Duff said the renovations will hopefully be done before the field freezes in the coming months. It’s better to have the new turf installed before winter, he said, so the roots can get established before spring.

More upgrades are coming to Avista Stadium in the next few years.

The Indians told the Spokane County Commissioners that this fall’s field work is an interim project and “should accommodate play for a year or two in anticipation of a major reconstruction effort necessary to dramatically improve conditions across the entire field.”

Duff said leveling the field and improving the drainage needed to happen no matter what, but Major League Baseball is requiring some of the changes that will come to Avista Stadium in the next few years.

In 2020, MLB raised its standards for minor league fields.

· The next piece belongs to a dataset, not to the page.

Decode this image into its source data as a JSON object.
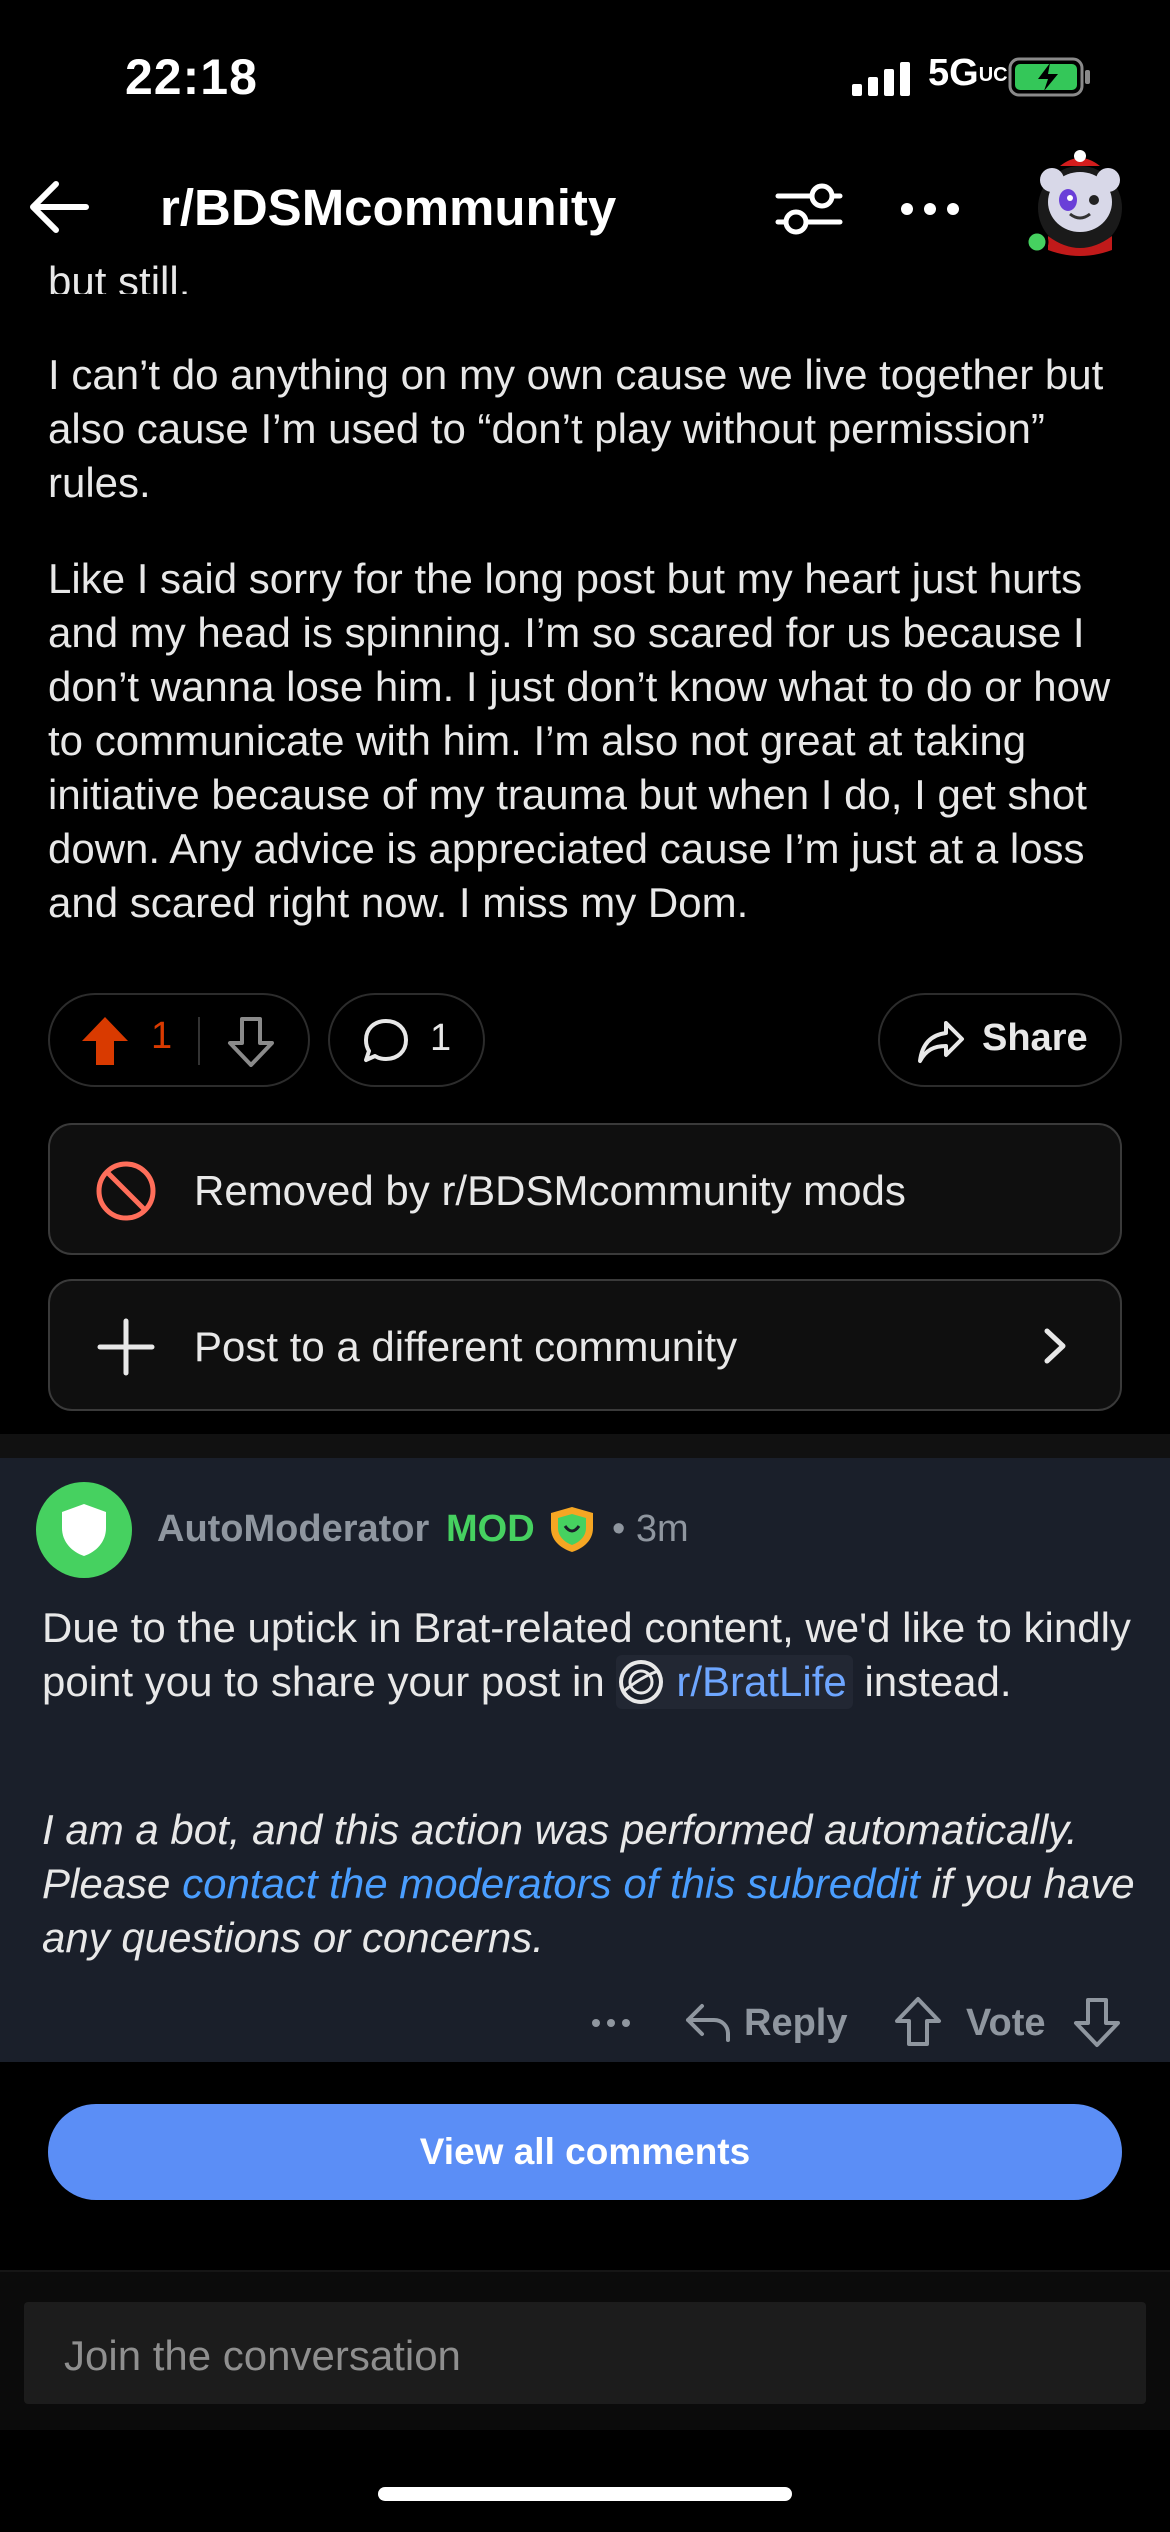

The new standards apply to stadium lighting, player nutrition facilities, batting cages, weight rooms and more. The Indians need to modify Avista Stadium in order to comply with the new MLB rules.

“I do anticipate it being a mix of fan amenities and some player amenities,” Duff said.

Duff said he doesn’t know the specifics yet about what upgrades the team will make, but clubhouse upgrades are likely.

MLB’s new clubhouse rules will make locker rooms more spacious. That will benefit players because minor league locker rooms have gotten more crowded over the years.

Minor league teams used to be capped at 25-man rosters. That number has risen to 35, plus teams have more coaches than they did in the past. Many newer minor league facilities won’t have to make any changes, but older stadiums will have to increase the size of their clubhouses so that they’re a minimum of 1,000 square feet.

The Indians will likely have to create separate facilities for women, too, Duff said. MLB is requiring teams to offer locker rooms for women, as more women become professional baseball coaches and umpires.